═══ Study material ═══

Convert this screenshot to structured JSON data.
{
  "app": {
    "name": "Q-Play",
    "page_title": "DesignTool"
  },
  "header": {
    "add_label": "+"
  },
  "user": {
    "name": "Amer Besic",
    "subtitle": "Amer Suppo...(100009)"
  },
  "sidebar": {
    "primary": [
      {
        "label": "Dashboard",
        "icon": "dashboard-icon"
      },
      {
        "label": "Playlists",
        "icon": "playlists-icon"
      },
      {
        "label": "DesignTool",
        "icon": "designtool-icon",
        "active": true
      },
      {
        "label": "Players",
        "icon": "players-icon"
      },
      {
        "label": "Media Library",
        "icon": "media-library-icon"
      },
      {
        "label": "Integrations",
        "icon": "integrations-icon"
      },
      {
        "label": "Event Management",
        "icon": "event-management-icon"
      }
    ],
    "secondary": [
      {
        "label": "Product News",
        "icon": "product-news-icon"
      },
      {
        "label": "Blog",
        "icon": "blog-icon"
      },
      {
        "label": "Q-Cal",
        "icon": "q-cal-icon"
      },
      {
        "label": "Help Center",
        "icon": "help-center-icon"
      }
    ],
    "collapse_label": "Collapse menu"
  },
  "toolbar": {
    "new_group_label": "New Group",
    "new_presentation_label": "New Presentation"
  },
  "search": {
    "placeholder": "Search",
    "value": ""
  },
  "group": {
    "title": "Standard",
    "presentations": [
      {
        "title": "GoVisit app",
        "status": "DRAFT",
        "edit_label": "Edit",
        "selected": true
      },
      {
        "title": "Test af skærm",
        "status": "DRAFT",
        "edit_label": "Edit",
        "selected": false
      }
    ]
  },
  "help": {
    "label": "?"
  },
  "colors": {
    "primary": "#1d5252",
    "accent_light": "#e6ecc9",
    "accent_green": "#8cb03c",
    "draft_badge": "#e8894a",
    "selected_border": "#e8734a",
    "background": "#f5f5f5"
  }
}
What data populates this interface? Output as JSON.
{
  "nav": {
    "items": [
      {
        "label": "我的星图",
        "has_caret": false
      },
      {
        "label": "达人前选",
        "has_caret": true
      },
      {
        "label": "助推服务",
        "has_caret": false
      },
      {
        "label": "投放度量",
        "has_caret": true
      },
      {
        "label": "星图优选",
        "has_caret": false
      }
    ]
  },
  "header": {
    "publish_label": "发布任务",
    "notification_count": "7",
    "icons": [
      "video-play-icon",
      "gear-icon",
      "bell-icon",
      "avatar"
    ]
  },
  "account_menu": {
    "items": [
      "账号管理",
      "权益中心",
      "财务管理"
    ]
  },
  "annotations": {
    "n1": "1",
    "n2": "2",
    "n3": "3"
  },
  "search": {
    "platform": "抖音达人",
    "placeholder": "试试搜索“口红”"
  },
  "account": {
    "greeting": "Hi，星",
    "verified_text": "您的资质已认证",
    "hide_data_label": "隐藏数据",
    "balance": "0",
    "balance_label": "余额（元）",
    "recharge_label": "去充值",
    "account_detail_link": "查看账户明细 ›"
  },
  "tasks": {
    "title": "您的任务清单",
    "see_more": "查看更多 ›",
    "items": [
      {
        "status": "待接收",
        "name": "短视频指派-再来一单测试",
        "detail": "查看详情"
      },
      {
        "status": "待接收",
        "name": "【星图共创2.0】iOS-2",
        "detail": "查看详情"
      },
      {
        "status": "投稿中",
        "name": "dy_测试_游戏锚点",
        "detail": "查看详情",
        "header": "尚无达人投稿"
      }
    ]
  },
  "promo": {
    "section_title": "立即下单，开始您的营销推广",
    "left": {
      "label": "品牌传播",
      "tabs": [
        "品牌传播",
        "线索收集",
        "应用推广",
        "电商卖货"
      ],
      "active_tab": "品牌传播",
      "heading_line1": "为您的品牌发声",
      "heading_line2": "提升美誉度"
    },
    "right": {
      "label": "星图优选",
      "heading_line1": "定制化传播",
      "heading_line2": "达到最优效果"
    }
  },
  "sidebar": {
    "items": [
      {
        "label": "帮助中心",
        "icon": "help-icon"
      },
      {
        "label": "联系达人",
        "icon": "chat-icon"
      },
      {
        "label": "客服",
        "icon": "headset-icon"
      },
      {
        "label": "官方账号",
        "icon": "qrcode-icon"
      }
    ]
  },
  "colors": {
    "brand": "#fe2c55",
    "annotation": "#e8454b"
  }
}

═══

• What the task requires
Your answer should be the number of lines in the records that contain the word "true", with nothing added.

• Answer section
4